> **Aim of the exercise**: Every entry must appear in the answer exactly as it does here.

> **Source material**:
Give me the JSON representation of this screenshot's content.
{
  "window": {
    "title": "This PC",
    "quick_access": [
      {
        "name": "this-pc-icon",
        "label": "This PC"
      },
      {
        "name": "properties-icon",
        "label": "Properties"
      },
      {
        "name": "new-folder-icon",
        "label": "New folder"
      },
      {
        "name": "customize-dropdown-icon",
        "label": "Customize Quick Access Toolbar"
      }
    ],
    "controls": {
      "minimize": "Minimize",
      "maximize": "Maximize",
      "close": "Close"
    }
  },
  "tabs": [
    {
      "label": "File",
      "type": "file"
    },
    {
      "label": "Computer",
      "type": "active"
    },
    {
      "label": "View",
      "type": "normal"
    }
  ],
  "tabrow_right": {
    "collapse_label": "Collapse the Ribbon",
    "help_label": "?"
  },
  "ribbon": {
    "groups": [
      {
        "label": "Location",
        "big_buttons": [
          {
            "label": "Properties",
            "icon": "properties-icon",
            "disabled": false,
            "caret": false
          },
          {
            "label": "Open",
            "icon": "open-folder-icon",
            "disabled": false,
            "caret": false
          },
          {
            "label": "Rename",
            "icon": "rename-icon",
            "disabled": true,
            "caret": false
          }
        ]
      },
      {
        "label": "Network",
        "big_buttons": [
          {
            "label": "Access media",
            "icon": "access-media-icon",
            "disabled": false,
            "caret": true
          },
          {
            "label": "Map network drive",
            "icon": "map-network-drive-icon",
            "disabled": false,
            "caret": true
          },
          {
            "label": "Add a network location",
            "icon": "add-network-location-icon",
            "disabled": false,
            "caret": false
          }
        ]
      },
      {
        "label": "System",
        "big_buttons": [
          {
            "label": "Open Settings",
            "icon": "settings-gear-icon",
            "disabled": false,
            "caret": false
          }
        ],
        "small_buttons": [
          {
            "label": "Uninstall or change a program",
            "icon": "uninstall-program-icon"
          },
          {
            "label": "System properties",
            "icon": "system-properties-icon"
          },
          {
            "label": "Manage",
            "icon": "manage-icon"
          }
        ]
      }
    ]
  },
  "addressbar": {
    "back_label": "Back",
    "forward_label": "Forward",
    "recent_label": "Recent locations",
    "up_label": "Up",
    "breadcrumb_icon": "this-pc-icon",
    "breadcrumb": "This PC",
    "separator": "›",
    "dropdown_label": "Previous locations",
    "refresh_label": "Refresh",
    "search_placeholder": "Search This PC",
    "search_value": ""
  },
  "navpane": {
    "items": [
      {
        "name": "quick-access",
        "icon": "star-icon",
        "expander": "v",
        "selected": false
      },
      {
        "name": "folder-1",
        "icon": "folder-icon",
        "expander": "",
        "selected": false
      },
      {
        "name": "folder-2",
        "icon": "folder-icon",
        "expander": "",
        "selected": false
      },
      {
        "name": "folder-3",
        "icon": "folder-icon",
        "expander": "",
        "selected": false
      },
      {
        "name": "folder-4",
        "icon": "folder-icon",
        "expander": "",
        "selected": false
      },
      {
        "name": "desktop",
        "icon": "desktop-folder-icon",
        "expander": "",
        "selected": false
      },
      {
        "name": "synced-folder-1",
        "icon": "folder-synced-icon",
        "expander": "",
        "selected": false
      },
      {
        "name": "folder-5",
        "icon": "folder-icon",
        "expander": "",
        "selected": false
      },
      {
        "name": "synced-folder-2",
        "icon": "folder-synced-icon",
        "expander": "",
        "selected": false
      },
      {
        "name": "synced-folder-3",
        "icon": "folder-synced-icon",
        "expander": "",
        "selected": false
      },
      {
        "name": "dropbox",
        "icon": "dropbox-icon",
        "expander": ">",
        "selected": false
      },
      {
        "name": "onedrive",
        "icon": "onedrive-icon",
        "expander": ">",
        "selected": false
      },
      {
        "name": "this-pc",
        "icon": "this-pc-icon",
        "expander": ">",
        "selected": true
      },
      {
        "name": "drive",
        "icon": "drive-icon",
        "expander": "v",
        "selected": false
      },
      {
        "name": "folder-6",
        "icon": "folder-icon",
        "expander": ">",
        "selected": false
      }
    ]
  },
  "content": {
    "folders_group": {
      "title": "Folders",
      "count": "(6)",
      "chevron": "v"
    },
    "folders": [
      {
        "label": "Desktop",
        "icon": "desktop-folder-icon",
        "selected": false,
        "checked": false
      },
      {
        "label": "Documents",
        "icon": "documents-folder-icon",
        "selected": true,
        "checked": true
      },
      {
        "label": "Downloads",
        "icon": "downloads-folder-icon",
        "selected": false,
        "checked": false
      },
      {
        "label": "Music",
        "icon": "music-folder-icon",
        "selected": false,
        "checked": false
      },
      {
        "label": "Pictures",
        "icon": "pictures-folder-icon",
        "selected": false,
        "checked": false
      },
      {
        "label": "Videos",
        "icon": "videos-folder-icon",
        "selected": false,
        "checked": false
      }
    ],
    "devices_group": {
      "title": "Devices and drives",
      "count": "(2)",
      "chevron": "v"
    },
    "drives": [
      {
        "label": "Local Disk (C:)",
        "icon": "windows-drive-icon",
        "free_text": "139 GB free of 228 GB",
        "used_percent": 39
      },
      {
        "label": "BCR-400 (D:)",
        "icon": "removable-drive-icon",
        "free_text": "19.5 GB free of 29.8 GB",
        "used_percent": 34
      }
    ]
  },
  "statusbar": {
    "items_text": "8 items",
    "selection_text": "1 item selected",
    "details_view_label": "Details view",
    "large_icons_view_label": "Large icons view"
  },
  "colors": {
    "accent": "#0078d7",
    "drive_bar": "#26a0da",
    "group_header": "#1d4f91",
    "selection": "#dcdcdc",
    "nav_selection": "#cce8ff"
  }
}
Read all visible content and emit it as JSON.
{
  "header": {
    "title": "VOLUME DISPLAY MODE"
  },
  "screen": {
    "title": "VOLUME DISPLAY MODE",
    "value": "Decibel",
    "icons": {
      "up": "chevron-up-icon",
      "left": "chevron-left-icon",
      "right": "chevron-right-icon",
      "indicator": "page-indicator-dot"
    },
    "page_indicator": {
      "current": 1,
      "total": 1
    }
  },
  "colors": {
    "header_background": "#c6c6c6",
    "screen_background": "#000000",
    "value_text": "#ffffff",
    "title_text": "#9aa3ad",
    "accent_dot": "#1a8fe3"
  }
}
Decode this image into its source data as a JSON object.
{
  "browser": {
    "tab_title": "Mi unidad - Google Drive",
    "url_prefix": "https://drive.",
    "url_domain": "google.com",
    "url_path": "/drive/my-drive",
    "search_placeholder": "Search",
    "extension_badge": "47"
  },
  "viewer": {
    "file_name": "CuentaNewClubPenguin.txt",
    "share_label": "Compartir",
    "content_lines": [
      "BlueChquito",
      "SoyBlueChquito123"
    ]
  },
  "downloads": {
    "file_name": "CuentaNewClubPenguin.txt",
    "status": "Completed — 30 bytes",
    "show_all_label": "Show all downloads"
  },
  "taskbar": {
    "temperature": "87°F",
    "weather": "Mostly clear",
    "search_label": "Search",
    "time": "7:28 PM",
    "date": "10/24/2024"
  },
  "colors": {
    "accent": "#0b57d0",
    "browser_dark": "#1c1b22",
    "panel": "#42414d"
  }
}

> **Output of the exercise**:
Give me the JSON representation of this screenshot's content.
{
  "window": {
    "title": "This PC",
    "quick_access": [
      {
        "name": "this-pc-icon",
        "label": "This PC"
      },
      {
        "name": "properties-icon",
        "label": "Properties"
      },
      {
        "name": "new-folder-icon",
        "label": "New folder"
      },
      {
        "name": "customize-dropdown-icon",
        "label": "Customize Quick Access Toolbar"
      }
    ],
    "controls": {
      "minimize": "Minimize",
      "maximize": "Maximize",
      "close": "Close"
    }
  },
  "tabs": [
    {
      "label": "File",
      "type": "file"
    },
    {
      "label": "Computer",
      "type": "active"
    },
    {
      "label": "View",
      "type": "normal"
    }
  ],
  "tabrow_right": {
    "collapse_label": "Collapse the Ribbon",
    "help_label": "?"
  },
  "ribbon": {
    "groups": [
      {
        "label": "Location",
        "big_buttons": [
          {
            "label": "Properties",
            "icon": "properties-icon",
            "disabled": false,
            "caret": false
          },
          {
            "label": "Open",
            "icon": "open-folder-icon",
            "disabled": false,
            "caret": false
          },
          {
            "label": "Rename",
            "icon": "rename-icon",
            "disabled": true,
            "caret": false
          }
        ]
      },
      {
        "label": "Network",
        "big_buttons": [
          {
            "label": "Access media",
            "icon": "access-media-icon",
            "disabled": false,
            "caret": true
          },
          {
            "label": "Map network drive",
            "icon": "map-network-drive-icon",
            "disabled": false,
            "caret": true
          },
          {
            "label": "Add a network location",
            "icon": "add-network-location-icon",
            "disabled": false,
            "caret": false
          }
        ]
      },
      {
        "label": "System",
        "big_buttons": [
          {
            "label": "Open Settings",
            "icon": "settings-gear-icon",
            "disabled": false,
            "caret": false
          }
        ],
        "small_buttons": [
          {
            "label": "Uninstall or change a program",
            "icon": "uninstall-program-icon"
          },
          {
            "label": "System properties",
            "icon": "system-properties-icon"
          },
          {
            "label": "Manage",
            "icon": "manage-icon"
          }
        ]
      }
    ]
  },
  "addressbar": {
    "back_label": "Back",
    "forward_label": "Forward",
    "recent_label": "Recent locations",
    "up_label": "Up",
    "breadcrumb_icon": "this-pc-icon",
    "breadcrumb": "This PC",
    "separator": "›",
    "dropdown_label": "Previous locations",
    "refresh_label": "Refresh",
    "search_placeholder": "Search This PC",
    "search_value": ""
  },
  "navpane": {
    "items": [
      {
        "name": "quick-access",
        "icon": "star-icon",
        "expander": "v",
        "selected": false
      },
      {
        "name": "folder-1",
        "icon": "folder-icon",
        "expander": "",
        "selected": false
      },
      {
        "name": "folder-2",
        "icon": "folder-icon",
        "expander": "",
        "selected": false
      },
      {
        "name": "folder-3",
        "icon": "folder-icon",
        "expander": "",
        "selected": false
      },
      {
        "name": "folder-4",
        "icon": "folder-icon",
        "expander": "",
        "selected": false
      },
      {
        "name": "desktop",
        "icon": "desktop-folder-icon",
        "expander": "",
        "selected": false
      },
      {
        "name": "synced-folder-1",
        "icon": "folder-synced-icon",
        "expander": "",
        "selected": false
      },
      {
        "name": "folder-5",
        "icon": "folder-icon",
        "expander": "",
        "selected": false
      },
      {
        "name": "synced-folder-2",
        "icon": "folder-synced-icon",
        "expander": "",
        "selected": false
      },
      {
        "name": "synced-folder-3",
        "icon": "folder-synced-icon",
        "expander": "",
        "selected": false
      },
      {
        "name": "dropbox",
        "icon": "dropbox-icon",
        "expander": ">",
        "selected": false
      },
      {
        "name": "onedrive",
        "icon": "onedrive-icon",
        "expander": ">",
        "selected": false
      },
      {
        "name": "this-pc",
        "icon": "this-pc-icon",
        "expander": ">",
        "selected": true
      },
      {
        "name": "drive",
        "icon": "drive-icon",
        "expander": "v",
        "selected": false
      },
      {
        "name": "folder-6",
        "icon": "folder-icon",
        "expander": ">",
        "selected": false
      }
    ]
  },
  "content": {
    "folders_group": {
      "title": "Folders",
      "count": "(6)",
      "chevron": "v"
    },
    "folders": [
      {
        "label": "Desktop",
        "icon": "desktop-folder-icon",
        "selected": false,
        "checked": false
      },
      {
        "label": "Documents",
        "icon": "documents-folder-icon",
        "selected": true,
        "checked": true
      },
      {
        "label": "Downloads",
        "icon": "downloads-folder-icon",
        "selected": false,
        "checked": false
      },
      {
        "label": "Music",
        "icon": "music-folder-icon",
        "selected": false,
        "checked": false
      },
      {
        "label": "Pictures",
        "icon": "pictures-folder-icon",
        "selected": false,
        "checked": false
      },
      {
        "label": "Videos",
        "icon": "videos-folder-icon",
        "selected": false,
        "checked": false
      }
    ],
    "devices_group": {
      "title": "Devices and drives",
      "count": "(2)",
      "chevron": "v"
    },
    "drives": [
      {
        "label": "Local Disk (C:)",
        "icon": "windows-drive-icon",
        "free_text": "139 GB free of 228 GB",
        "used_percent": 39
      },
      {
        "label": "BCR-400 (D:)",
        "icon": "removable-drive-icon",
        "free_text": "19.5 GB free of 29.8 GB",
        "used_percent": 34
      }
    ]
  },
  "statusbar": {
    "items_text": "8 items",
    "selection_text": "1 item selected",
    "details_view_label": "Details view",
    "large_icons_view_label": "Large icons view"
  },
  "colors": {
    "accent": "#0078d7",
    "drive_bar": "#26a0da",
    "group_header": "#1d4f91",
    "selection": "#dcdcdc",
    "nav_selection": "#cce8ff"
  }
}
Read all visible content and emit it as JSON.
{
  "header": {
    "title": "VOLUME DISPLAY MODE"
  },
  "screen": {
    "title": "VOLUME DISPLAY MODE",
    "value": "Decibel",
    "icons": {
      "up": "chevron-up-icon",
      "left": "chevron-left-icon",
      "right": "chevron-right-icon",
      "indicator": "page-indicator-dot"
    },
    "page_indicator": {
      "current": 1,
      "total": 1
    }
  },
  "colors": {
    "header_background": "#c6c6c6",
    "screen_background": "#000000",
    "value_text": "#ffffff",
    "title_text": "#9aa3ad",
    "accent_dot": "#1a8fe3"
  }
}
Decode this image into its source data as a JSON object.
{
  "browser": {
    "tab_title": "Mi unidad - Google Drive",
    "url_prefix": "https://drive.",
    "url_domain": "google.com",
    "url_path": "/drive/my-drive",
    "search_placeholder": "Search",
    "extension_badge": "47"
  },
  "viewer": {
    "file_name": "CuentaNewClubPenguin.txt",
    "share_label": "Compartir",
    "content_lines": [
      "BlueChquito",
      "SoyBlueChquito123"
    ]
  },
  "downloads": {
    "file_name": "CuentaNewClubPenguin.txt",
    "status": "Completed — 30 bytes",
    "show_all_label": "Show all downloads"
  },
  "taskbar": {
    "temperature": "87°F",
    "weather": "Mostly clear",
    "search_label": "Search",
    "time": "7:28 PM",
    "date": "10/24/2024"
  },
  "colors": {
    "accent": "#0b57d0",
    "browser_dark": "#1c1b22",
    "panel": "#42414d"
  }
}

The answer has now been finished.